This win was about a beleaguered offensive line breaking through.

The whole stadium knew Iowa was going to try to run the ball from Purdue’s 35 with 2:59 to go and a 19-13 lead. The Hawkeyes, to that point, had rushed for a measly 2.3 yards a carry against one of the Big Ten’s weaker defenses.

But when it came time to put the game away, they found a way to carve a few holes.

Mekhi Sargent ran for 21 yards, then 14 — a second effort taking him into the end zone — to put the game out of reach at 26-13.

“Four quarters. Keep pounding the ball,” said Tyler Linderbaum, the freshman center who was well aware of the heat Iowa’s interior offensive line had been feeling. “And eventually, we’ll break some big runs.”

Iowa made enough winning plays Saturday.

And it didn’t listen to the noise.

When players heard Kinnick fans booing as they headed to the locker room Saturday, offensive lineman Tristan Wirfs was reminded by Stanley that he was fighting for the guys wearing Hawkeye helmets — not anybody else. The Hawkeyes came out of halftime and banded together to turn a 9-7 lead into 19-7 by the first play of the fourth quarter.

And here’s a news flash: Purdue plays hard. This is a young, hungry team that will be a West contender in 2020.

The Boilermakers threw everything they could at the Hawkeyes.

“They run a lot of different plays out of a lot of different formations,” Epenesa said. “They do a great job at trying to confuse us today, and they moved the ball effectively against us. But we were able to get some key stops when we needed it.”

Moments after Iowa’s win, the news started to spread that No. 6 Wisconsin had been stunned on a last-second field goal by Illinois. The Badgers, favored by 31 points, went down.

I’ll bet their fans would love to take a one-point win today instead of a one-point loss.

Choose to be happy about a Big Ten win. Or don’t. 

Here’s what Wirfs thinks.

“I’m pretty happy right now.
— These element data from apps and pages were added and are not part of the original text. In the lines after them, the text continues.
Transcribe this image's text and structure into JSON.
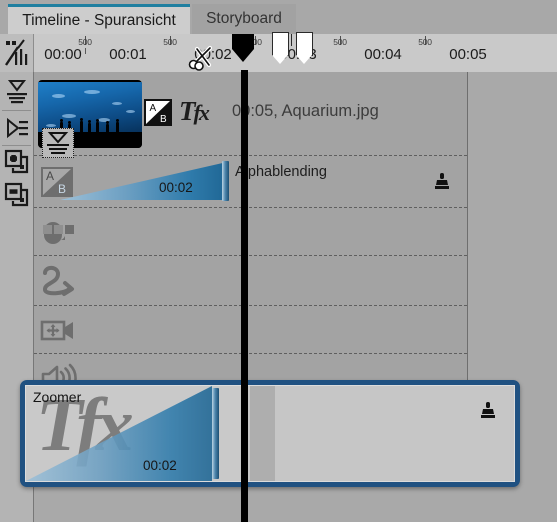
{
  "window": {
    "app_kind": "video-editing-timeline",
    "accent_color": "#1f7fa0",
    "selection_border_color": "#205181",
    "background_color": "#a9a9a9"
  },
  "tabs": [
    {
      "label": "Timeline - Spuransicht",
      "active": true
    },
    {
      "label": "Storyboard",
      "active": false
    }
  ],
  "ruler": {
    "icon": "timeline-scale-icon",
    "major_labels": [
      "00:00",
      "00:01",
      "00:02",
      "00:03",
      "00:04",
      "00:05"
    ],
    "minor_labels": [
      "500",
      "500",
      "500",
      "500",
      "500"
    ],
    "markers": [
      {
        "name": "in-marker",
        "position_label": "00:03"
      },
      {
        "name": "out-marker",
        "position_label": "00:03"
      }
    ],
    "playhead_time": "00:02"
  },
  "toolbar": {
    "buttons": [
      {
        "name": "align-down-button",
        "icon": "align-collapse-icon"
      },
      {
        "name": "align-right-button",
        "icon": "play-lines-icon"
      },
      {
        "name": "add-track-button",
        "icon": "plus-layers-icon"
      },
      {
        "name": "remove-track-button",
        "icon": "minus-layers-icon"
      }
    ]
  },
  "timeline": {
    "clip": {
      "thumbnail_alt": "Aquarium thumbnail",
      "transition_icon": "ab-transition-icon",
      "effects_icon": "tfx-icon",
      "duration": "00:05",
      "filename": "Aquarium.jpg",
      "label": "00:05, Aquarium.jpg",
      "badge_icon": "align-collapse-icon"
    },
    "tracks": [
      {
        "name": "track-alphablending",
        "icon": "ab-transition-icon",
        "label": "Alphablending",
        "duration": "00:02",
        "has_stamp": true
      },
      {
        "name": "track-transition",
        "icon": "transition-morph-icon",
        "label": "",
        "duration": "",
        "has_stamp": false
      },
      {
        "name": "track-motion-path",
        "icon": "curved-arrow-icon",
        "label": "",
        "duration": "",
        "has_stamp": false
      },
      {
        "name": "track-camera-pan",
        "icon": "camera-move-icon",
        "label": "",
        "duration": "",
        "has_stamp": false
      },
      {
        "name": "track-audio",
        "icon": "speaker-icon",
        "label": "",
        "duration": "",
        "has_stamp": false
      }
    ]
  },
  "zoomer_panel": {
    "title": "Zoomer",
    "watermark": "Tfx",
    "duration": "00:02",
    "stamp_icon": "stamp-icon",
    "selected": true
  },
  "cursor": {
    "icon": "scissors-cursor-icon"
  }
}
We’re pretty happy to be on the win train,” Wirfs said. “It was a hard-fought game; that’s how it’s going to be in conference play.”

Hawkeyes columnist Chad Leistikow has covered sports for 25 years with The Des Moines Register, USA TODAY and Iowa City Press-Citizen. Follow @ChadLeistikow on Twitter.